WU’s Institute for Public Health joins gun violence intervention program

Aiden Blinn | Staff Reporter

The Institute for Public Health at Washington University has announced the formation of the St. Louis Area Hospital-Based Violence Intervention Program, a joint effort by universities and hospitals to disrupt patterns of gun violence in St. Louis.

St. Louis Area Hospital-Based Violence Intervention Program (STL-HVIP) offers counseling and support for victims of gun violence while they recover in the hospital. The program is a collaboration between four local hospitals that provide trauma care for gunshot wounds and Washington University, Saint Louis University and the University of Missouri-St. Louis.

According to William Powderly, director of the Institute for Public Health, STL-HVIP works with victims of gun violence in an effort to disrupt the cycle of gun violence.

“What has been found in the past is that someone who has been a victim of gun violence has a very high risk of coming back [as] a victim at another time,” Powderly said. “There’s this sort of vicious cycle that people get into. When they retaliate, they may be then shot again.

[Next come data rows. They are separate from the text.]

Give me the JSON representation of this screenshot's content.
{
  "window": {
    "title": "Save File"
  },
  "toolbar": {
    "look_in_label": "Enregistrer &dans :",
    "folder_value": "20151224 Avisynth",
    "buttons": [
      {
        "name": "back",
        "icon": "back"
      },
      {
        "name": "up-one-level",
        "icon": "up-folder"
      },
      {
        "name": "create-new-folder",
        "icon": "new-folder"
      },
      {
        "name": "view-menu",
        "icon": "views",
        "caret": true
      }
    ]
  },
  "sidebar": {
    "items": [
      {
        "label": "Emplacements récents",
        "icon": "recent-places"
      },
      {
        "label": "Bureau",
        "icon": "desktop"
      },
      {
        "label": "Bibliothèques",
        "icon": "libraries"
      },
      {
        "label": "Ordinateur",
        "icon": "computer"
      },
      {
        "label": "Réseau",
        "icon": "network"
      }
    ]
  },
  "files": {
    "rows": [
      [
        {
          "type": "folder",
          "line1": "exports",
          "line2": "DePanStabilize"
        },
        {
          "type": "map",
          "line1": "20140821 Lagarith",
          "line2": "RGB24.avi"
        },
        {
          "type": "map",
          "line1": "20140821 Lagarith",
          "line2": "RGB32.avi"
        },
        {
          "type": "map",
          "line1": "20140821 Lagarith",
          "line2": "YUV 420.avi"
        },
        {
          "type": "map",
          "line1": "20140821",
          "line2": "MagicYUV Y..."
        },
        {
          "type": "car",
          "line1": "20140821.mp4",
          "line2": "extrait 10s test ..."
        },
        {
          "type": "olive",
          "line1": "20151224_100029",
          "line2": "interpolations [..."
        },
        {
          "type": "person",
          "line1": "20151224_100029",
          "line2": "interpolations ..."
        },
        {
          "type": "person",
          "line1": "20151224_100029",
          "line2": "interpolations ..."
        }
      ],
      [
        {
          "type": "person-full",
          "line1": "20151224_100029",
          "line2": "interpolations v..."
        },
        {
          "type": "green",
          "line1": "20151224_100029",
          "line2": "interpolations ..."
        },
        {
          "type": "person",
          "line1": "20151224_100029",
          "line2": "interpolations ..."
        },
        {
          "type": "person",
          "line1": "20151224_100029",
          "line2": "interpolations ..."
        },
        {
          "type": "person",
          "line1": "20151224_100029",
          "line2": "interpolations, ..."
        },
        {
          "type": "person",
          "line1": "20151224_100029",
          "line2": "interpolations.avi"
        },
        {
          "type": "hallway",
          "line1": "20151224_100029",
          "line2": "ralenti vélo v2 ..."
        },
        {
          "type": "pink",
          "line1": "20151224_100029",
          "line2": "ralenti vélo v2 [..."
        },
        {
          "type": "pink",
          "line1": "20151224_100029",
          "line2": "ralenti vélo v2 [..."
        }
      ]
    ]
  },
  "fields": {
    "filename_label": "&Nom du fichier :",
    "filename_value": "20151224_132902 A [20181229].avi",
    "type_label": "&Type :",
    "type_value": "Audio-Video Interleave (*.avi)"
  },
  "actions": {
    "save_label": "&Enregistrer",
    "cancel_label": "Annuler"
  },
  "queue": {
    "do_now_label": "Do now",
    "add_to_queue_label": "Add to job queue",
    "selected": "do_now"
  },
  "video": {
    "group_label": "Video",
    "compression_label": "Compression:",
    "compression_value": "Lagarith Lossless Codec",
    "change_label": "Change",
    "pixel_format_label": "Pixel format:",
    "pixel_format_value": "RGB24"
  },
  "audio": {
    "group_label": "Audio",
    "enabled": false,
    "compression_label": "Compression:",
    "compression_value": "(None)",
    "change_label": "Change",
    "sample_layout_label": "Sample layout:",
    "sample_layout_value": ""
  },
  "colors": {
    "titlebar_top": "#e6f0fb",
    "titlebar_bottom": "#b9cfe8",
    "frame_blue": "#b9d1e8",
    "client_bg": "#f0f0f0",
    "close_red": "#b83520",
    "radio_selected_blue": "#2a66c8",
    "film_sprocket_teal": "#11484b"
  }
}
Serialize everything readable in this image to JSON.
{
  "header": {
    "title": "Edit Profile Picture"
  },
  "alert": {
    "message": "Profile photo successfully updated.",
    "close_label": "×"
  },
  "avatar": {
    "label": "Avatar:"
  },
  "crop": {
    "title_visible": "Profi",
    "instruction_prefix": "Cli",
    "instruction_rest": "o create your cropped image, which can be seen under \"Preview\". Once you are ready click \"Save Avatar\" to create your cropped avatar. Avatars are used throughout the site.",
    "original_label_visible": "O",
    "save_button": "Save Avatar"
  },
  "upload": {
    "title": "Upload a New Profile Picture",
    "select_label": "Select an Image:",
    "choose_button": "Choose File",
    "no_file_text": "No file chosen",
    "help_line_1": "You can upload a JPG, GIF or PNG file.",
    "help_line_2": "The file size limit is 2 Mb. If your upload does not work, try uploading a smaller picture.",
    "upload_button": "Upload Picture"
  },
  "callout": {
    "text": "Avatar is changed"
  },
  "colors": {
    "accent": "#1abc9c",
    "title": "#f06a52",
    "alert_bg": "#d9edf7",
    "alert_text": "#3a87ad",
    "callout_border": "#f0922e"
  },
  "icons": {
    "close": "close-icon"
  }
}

And a significant number of them end up dying.”

Powderly added that the new program intends to direct patients away from potential violent retaliation.

“The purpose of this is trying to interrupt that cycle by offering intensive counseling, mentoring and trying to get people on a different trajectory,” Powderly said.

Associate Director of the Institute for Public Health Victoria Anwuri explained that the hospital setting provides an ideal environment for mentoring and rehabilitation.

“Hospitals are the primary location where patients who have suffered a violent injury seek medical care and thus are uniquely positioned to interrupt the cycle of violence for these high-risk individuals,” Anwuri wrote in an email to Student Life. “Hospitals are well positioned to interrupt the cycle of violence by intervening at a uniquely teachable moment when individuals have survived a violent injury.”

According to Powderly, a crucial aspect of the STL-HVIP is its ability to link patients with the resources they need for their lives after the hospital.

“A big part of mentoring and support is to really help connect individuals with other social supports and community supports that exist—whether it’s job training, whether it’s going back to school, whether it’s assistance with housing,” Powderly said.

Powderly believes that victims of gun violence may not be aware of alternatives to the cycle of violence, which the STL-HVIP aims to correct.

“We’re not trying to, necessarily, completely change individuals,” Powderly said. “I think for many people, however, they haven’t necessarily had opportunities to realize what other options are available to them.”

Senior Thomas Van Horn, co-president of the student group Leaders in Interpersonal Violence Education (LIVE), is hopeful about the program.

“I think it looks like a promising program, and I am optimistic about the possibility of reducing retaliatory violence,” Van Horn wrote in an email to Student Life. “These programs have worked in other cities and have been shown to decrease the amount of retaliatory violence, specifically gun violence.”

Despite his optimism, Van Horn noted that the program does not focus on violence between partners, which he views as an important component of gun violence.

“But as I understand it, the initiative does not seem to address Intimate Partner Violence (IPV), which is the primary focus of LIVE,” Van Horn wrote. “Instead, it mainly focuses on cycles of retaliation often caused by strangers or acquaintances.”

Van Horn hopes that programs such as these will take into account the distinct nature of IPV.

“Victims of IPV may present with the same symptoms of trauma at the ER, but the situations that caused them are entirely different from retaliatory gun violence and other kinds of assault and thus require their own nuanced response and resources,” Van Horn wrote. “I hope that, in the future. the investigators behind this program implement further protocols to specifically address these survivors.”

Van Horn stressed the importance of treating not only the aftermath of violence but also the conditions that lead to violence within the city.

“What physicians do in hospitals has direct impacts on the communities around them,” Van Horn wrote. “For that reason, it is their duty to look beyond their walls and help address the underlying reasons patients visit them in the first place.”

Sign up for the email edition

Stay up to date with everything happening at Washington University and beyond.